(Instructions for the task)
Each record should be given back exactly, with none missing.

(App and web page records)
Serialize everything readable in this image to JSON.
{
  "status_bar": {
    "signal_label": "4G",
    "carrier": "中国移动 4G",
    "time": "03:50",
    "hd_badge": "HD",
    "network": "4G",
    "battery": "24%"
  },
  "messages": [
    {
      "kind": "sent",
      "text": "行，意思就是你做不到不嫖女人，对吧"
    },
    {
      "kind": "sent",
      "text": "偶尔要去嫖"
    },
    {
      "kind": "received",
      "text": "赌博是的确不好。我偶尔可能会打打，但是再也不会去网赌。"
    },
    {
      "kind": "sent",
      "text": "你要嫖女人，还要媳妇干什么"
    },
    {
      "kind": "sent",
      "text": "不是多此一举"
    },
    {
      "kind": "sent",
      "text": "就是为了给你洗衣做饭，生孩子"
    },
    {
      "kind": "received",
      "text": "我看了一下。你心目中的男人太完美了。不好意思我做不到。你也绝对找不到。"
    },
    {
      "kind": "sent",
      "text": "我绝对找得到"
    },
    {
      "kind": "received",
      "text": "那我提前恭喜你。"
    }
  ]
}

(Reply)
Serialize everything readable in this image to JSON.
{
  "status_bar": {
    "signal_label": "4G",
    "carrier": "中国移动 4G",
    "time": "03:50",
    "hd_badge": "HD",
    "network": "4G",
    "battery": "24%"
  },
  "messages": [
    {
      "kind": "sent",
      "text": "行，意思就是你做不到不嫖女人，对吧"
    },
    {
      "kind": "sent",
      "text": "偶尔要去嫖"
    },
    {
      "kind": "received",
      "text": "赌博是的确不好。我偶尔可能会打打，但是再也不会去网赌。"
    },
    {
      "kind": "sent",
      "text": "你要嫖女人，还要媳妇干什么"
    },
    {
      "kind": "sent",
      "text": "不是多此一举"
    },
    {
      "kind": "sent",
      "text": "就是为了给你洗衣做饭，生孩子"
    },
    {
      "kind": "received",
      "text": "我看了一下。你心目中的男人太完美了。不好意思我做不到。你也绝对找不到。"
    },
    {
      "kind": "sent",
      "text": "我绝对找得到"
    },
    {
      "kind": "received",
      "text": "那我提前恭喜你。"
    }
  ]
}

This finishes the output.